A "change of culture" is needed so walking and cycling become the norm instead of using cars, health experts have said.
A Faculty of Public Health (FPH) report said councils should take the lead in redesigning urban areas to encourage residents to reduce the amount they use their vehicles.
FPH president Professor John Middleton said: "Although we no longer have the pea-soupers that killed 12,000 people in the 1950s, 40,000 deaths each year in the UK are attributable to exposure to outdoor air pollution."
"It is also evident that it is disproportionately the poorest of our communities which are most exposed and vulnerable to air pollution," he continued. "Local authorities are responsible for improving the health of their communities.
"One way they do so is to ensure that town and city centres are designed to reduce the health harms of cars to their residents. Everyone in public health, local authorities and across the health and social care sector needs to work together to reduce the health harms of driving.
For the sake of our health now and generations to come, we need a change in culture so that walking or cycling becomes part of our daily routine, rather than spending hours sitting in cars."

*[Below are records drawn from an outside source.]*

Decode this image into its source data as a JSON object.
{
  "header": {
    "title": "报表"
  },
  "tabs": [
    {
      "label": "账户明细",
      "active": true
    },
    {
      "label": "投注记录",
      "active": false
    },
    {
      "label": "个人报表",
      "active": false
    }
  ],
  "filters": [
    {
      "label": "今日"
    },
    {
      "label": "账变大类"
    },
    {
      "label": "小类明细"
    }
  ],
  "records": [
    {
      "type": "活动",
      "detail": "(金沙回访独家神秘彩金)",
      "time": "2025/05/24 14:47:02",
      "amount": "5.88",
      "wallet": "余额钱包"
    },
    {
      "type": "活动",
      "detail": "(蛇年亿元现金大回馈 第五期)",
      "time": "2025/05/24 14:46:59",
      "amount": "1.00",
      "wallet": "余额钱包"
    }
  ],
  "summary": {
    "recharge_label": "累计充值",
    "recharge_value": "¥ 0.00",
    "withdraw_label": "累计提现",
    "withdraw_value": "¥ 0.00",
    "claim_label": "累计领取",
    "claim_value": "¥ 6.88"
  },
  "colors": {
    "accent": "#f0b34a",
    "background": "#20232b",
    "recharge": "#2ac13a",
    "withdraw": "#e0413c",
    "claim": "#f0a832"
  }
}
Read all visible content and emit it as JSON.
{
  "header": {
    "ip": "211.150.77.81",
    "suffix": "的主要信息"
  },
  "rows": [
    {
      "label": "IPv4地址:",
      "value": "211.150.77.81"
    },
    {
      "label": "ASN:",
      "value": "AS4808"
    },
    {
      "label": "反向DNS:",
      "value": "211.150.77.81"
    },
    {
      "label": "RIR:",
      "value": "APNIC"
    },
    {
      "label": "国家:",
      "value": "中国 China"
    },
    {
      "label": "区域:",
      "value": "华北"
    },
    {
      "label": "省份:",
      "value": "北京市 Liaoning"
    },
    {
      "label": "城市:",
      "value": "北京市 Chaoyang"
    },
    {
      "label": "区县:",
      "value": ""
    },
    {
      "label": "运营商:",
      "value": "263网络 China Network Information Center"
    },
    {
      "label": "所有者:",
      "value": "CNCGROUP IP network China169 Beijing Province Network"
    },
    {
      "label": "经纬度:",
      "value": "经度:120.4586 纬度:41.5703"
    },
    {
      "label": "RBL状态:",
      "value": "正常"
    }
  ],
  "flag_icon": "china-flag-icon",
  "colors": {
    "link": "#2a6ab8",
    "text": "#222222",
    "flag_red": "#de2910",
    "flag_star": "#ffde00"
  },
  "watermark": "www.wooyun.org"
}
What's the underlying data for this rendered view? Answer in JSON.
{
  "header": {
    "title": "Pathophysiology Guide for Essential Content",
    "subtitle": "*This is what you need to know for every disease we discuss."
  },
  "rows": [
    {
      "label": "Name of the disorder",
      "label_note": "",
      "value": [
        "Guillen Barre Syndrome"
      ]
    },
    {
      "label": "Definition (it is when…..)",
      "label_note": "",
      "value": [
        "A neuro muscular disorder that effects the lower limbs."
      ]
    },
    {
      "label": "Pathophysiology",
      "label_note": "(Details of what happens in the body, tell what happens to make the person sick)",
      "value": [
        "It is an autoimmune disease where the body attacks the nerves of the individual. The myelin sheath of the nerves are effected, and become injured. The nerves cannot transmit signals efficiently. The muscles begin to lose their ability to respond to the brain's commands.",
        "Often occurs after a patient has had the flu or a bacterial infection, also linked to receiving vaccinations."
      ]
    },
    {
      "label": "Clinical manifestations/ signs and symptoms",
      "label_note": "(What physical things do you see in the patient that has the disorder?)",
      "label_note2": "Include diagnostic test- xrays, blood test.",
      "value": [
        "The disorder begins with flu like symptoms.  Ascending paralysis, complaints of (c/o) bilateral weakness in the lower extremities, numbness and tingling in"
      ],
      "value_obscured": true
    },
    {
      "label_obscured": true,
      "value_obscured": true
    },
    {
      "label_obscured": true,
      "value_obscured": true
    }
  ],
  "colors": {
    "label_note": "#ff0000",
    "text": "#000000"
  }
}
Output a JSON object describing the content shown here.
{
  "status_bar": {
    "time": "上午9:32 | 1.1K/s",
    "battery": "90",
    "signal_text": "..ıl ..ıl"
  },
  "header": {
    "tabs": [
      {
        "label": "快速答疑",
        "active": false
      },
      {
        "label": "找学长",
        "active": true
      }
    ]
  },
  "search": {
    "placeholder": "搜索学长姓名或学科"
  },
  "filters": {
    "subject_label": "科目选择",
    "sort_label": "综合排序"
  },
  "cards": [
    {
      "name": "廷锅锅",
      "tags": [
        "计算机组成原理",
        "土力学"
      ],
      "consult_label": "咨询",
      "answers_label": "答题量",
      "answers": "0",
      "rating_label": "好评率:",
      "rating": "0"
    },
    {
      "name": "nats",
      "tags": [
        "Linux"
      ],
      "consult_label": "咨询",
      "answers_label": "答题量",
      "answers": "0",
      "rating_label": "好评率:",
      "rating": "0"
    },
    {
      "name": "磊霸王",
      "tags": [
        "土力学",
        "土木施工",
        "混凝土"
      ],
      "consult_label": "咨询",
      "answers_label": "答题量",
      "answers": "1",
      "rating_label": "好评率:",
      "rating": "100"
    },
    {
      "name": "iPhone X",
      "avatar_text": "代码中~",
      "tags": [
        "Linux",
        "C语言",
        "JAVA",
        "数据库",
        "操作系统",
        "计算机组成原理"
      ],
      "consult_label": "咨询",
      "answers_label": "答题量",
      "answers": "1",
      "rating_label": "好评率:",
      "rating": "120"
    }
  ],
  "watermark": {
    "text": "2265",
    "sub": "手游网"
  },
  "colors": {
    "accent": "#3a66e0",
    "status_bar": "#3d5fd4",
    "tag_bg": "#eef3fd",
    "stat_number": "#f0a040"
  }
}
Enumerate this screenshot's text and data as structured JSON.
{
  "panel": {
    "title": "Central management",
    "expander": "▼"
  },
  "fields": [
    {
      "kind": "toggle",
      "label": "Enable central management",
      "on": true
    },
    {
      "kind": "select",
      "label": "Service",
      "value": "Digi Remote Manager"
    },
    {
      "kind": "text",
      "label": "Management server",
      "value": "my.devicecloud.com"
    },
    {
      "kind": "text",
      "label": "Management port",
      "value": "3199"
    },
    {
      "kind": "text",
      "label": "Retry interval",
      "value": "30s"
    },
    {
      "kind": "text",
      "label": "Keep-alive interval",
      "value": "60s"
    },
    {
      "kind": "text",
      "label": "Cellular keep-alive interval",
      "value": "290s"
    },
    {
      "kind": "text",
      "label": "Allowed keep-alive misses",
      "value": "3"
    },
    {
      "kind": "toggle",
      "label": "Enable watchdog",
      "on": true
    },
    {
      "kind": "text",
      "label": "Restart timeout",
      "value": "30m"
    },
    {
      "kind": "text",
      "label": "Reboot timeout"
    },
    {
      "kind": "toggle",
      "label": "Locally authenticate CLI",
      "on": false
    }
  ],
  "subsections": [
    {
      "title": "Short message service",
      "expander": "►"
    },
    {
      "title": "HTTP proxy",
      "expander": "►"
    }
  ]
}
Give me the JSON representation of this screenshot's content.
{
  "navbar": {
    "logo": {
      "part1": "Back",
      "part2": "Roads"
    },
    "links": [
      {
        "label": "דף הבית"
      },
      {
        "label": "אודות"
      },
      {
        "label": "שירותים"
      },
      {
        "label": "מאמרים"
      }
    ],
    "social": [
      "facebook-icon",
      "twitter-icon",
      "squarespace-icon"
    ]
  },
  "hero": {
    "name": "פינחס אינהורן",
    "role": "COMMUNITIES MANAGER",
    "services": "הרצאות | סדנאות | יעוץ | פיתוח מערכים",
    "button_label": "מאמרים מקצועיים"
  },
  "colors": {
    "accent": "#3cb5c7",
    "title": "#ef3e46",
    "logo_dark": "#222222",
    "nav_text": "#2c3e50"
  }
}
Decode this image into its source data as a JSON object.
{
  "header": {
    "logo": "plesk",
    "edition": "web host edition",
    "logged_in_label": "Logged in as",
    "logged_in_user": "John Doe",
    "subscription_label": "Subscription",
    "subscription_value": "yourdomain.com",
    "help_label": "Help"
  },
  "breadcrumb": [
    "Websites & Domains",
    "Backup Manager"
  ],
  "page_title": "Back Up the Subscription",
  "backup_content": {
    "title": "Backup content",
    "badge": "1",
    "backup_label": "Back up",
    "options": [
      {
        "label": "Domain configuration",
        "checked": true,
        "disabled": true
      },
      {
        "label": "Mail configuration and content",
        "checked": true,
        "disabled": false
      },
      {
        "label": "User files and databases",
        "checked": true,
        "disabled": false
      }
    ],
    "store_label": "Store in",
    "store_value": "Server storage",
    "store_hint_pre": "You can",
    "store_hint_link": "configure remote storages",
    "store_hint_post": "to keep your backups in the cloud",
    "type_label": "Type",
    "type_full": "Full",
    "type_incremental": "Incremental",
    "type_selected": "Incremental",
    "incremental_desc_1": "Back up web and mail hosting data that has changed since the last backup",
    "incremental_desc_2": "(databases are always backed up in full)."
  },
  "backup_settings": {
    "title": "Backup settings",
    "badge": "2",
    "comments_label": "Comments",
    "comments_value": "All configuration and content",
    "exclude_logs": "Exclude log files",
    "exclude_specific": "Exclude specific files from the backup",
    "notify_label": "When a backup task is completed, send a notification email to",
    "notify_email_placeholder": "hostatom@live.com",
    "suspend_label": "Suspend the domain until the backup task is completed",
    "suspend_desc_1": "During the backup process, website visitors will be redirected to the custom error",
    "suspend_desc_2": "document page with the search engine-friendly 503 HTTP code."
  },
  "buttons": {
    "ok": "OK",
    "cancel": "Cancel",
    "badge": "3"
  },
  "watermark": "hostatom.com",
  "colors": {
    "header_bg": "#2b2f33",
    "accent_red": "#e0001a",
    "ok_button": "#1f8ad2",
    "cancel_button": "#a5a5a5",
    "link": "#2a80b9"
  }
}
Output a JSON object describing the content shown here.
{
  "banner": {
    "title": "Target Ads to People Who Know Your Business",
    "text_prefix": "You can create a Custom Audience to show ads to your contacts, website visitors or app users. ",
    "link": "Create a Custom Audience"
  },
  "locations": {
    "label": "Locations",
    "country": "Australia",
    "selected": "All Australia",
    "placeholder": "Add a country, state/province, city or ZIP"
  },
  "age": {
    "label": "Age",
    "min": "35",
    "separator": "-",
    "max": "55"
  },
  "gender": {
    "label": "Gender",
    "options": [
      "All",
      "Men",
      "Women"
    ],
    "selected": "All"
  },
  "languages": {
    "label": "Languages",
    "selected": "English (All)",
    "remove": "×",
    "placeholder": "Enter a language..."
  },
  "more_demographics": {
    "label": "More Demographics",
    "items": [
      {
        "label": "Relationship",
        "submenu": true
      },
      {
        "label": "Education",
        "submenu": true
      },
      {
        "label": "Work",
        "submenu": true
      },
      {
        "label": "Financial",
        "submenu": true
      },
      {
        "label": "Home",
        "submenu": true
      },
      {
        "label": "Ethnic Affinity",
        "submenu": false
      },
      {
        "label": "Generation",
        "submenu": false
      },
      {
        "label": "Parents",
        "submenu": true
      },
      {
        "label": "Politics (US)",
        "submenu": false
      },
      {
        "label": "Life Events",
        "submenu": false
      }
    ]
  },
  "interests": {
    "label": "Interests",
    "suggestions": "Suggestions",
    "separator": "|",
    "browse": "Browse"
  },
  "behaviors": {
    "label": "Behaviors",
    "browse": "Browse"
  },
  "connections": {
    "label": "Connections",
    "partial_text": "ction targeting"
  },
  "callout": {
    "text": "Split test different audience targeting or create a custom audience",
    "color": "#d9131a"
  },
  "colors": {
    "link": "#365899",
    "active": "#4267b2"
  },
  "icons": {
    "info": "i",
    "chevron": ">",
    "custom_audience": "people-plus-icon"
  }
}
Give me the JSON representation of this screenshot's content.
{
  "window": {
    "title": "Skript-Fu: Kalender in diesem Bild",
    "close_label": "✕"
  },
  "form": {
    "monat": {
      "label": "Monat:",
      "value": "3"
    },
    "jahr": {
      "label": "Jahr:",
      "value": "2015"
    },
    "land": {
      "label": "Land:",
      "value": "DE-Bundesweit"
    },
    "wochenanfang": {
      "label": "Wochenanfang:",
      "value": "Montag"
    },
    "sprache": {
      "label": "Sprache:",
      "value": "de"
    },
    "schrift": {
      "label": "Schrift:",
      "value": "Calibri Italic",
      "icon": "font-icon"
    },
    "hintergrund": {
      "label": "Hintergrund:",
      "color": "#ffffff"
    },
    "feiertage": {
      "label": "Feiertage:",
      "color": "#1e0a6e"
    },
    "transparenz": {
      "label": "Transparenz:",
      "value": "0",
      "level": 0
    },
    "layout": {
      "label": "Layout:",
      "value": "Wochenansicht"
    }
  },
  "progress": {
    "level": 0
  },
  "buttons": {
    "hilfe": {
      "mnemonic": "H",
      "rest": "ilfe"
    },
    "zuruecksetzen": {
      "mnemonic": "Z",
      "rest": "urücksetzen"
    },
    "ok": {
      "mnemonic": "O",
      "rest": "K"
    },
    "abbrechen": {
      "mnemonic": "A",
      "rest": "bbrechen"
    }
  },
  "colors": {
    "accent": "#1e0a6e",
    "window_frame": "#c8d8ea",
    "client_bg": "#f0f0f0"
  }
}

Professor Jonathan Grigg, of the Royal College of Paediatrics and Child Health, said: "Measures that reduce the exposure of the population, especially of vulnerable groups such as children, are of utmost priority given the widespread damaging effects of air pollution."